----- DATA PROVIDED -----

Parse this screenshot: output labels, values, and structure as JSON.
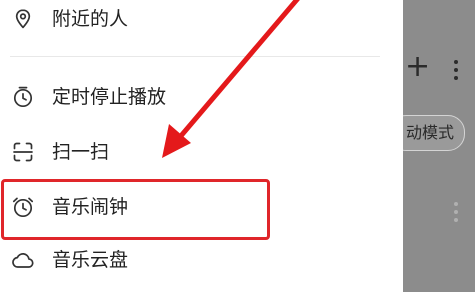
{
  "menu": {
    "items": [
      {
        "label": "附近的人",
        "icon": "location-pin-icon"
      },
      {
        "label": "定时停止播放",
        "icon": "timer-icon"
      },
      {
        "label": "扫一扫",
        "icon": "scan-icon"
      },
      {
        "label": "音乐闹钟",
        "icon": "alarm-clock-icon"
      },
      {
        "label": "音乐云盘",
        "icon": "cloud-icon"
      }
    ]
  },
  "background": {
    "mode_label": "动模式",
    "add_icon": "plus-icon",
    "more_icon": "more-vertical-icon"
  },
  "annotation": {
    "highlight_color": "#e0262a"
  }
}
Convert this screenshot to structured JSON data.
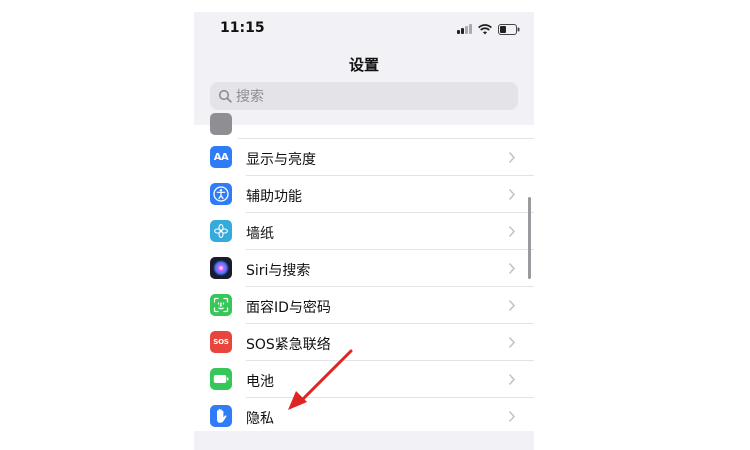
{
  "status_bar": {
    "time": "11:15"
  },
  "nav": {
    "title": "设置"
  },
  "search": {
    "placeholder": "搜索"
  },
  "settings_items": [
    {
      "label": "显示与亮度",
      "icon": "display-brightness-icon",
      "color": "#2f7cf6"
    },
    {
      "label": "辅助功能",
      "icon": "accessibility-icon",
      "color": "#2f7cf6"
    },
    {
      "label": "墙纸",
      "icon": "wallpaper-icon",
      "color": "#35aadc"
    },
    {
      "label": "Siri与搜索",
      "icon": "siri-icon",
      "color": "#1b1b2f"
    },
    {
      "label": "面容ID与密码",
      "icon": "face-id-icon",
      "color": "#36c759"
    },
    {
      "label": "SOS紧急联络",
      "icon": "sos-icon",
      "color": "#e8453c"
    },
    {
      "label": "电池",
      "icon": "battery-settings-icon",
      "color": "#36c759"
    },
    {
      "label": "隐私",
      "icon": "privacy-hand-icon",
      "color": "#2f7cf6"
    }
  ],
  "sos_icon_text": "SOS",
  "display_icon_text": "AA",
  "colors": {
    "annotation_arrow": "#e02424",
    "background": "#f2f2f6",
    "separator": "#e3e3e6"
  }
}
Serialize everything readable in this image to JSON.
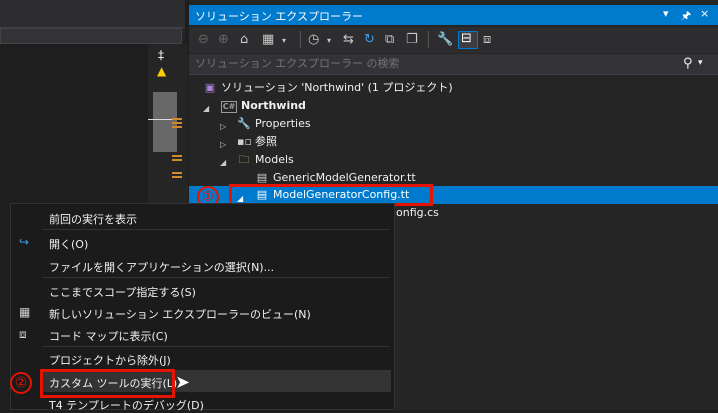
{
  "solution_explorer": {
    "title": "ソリューション エクスプローラー",
    "title_buttons": [
      "▾",
      "ᵖ",
      "×"
    ],
    "search_placeholder": "ソリューション エクスプローラー の検索",
    "tree": [
      {
        "label": "ソリューション 'Northwind' (1 プロジェクト)",
        "icon": "solution-icon"
      },
      {
        "label": "Northwind",
        "icon": "csharp-project-icon"
      },
      {
        "label": "Properties",
        "icon": "wrench-icon"
      },
      {
        "label": "参照",
        "icon": "references-icon"
      },
      {
        "label": "Models",
        "icon": "folder-icon"
      },
      {
        "label": "GenericModelGenerator.tt",
        "icon": "file-icon"
      },
      {
        "label": "ModelGeneratorConfig.tt",
        "icon": "file-icon"
      },
      {
        "label": "onfig.cs",
        "icon": "file-icon"
      }
    ]
  },
  "context_menu": {
    "items": [
      {
        "label": "前回の実行を表示"
      },
      {
        "label": "開く(O)",
        "icon": "open-arrow-icon"
      },
      {
        "label": "ファイルを開くアプリケーションの選択(N)..."
      },
      {
        "label": "ここまでスコープ指定する(S)"
      },
      {
        "label": "新しいソリューション エクスプローラーのビュー(N)",
        "icon": "new-view-icon"
      },
      {
        "label": "コード マップに表示(C)",
        "icon": "code-map-icon"
      },
      {
        "label": "プロジェクトから除外(J)"
      },
      {
        "label": "カスタム ツールの実行(L)"
      },
      {
        "label": "T4 テンプレートのデバッグ(D)"
      }
    ]
  },
  "annotations": {
    "badge1": "①",
    "badge2": "②"
  },
  "colors": {
    "accent": "#007acc",
    "highlight": "#e51400",
    "warning": "#ffcc00"
  }
}
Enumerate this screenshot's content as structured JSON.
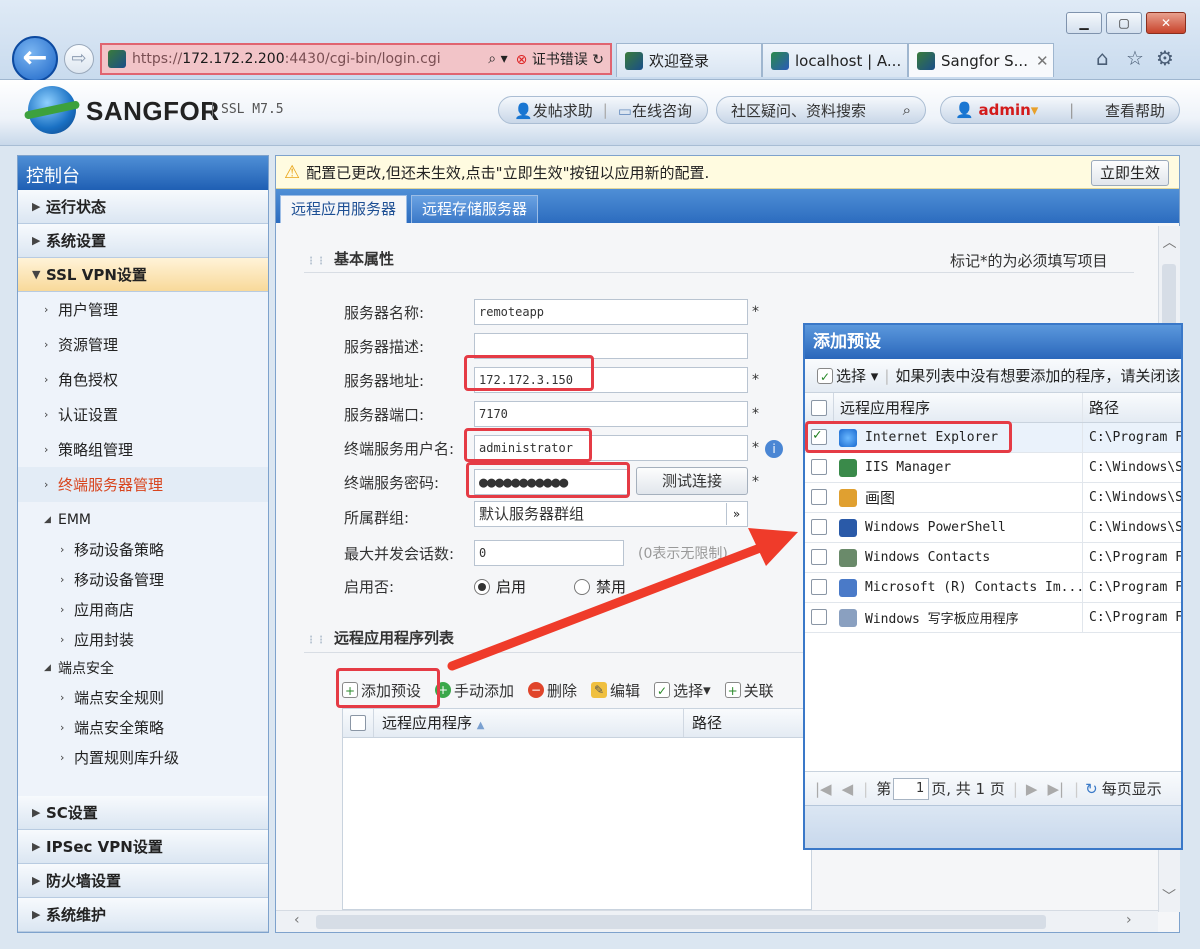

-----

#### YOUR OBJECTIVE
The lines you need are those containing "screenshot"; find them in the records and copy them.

#### RESPONSE TO THIS EXERCISE
Parse this screenshot: output labels, values, and structure as JSON.
Convert this screenshot to structured JSON data.
Enumerate this screenshot's content as structured JSON.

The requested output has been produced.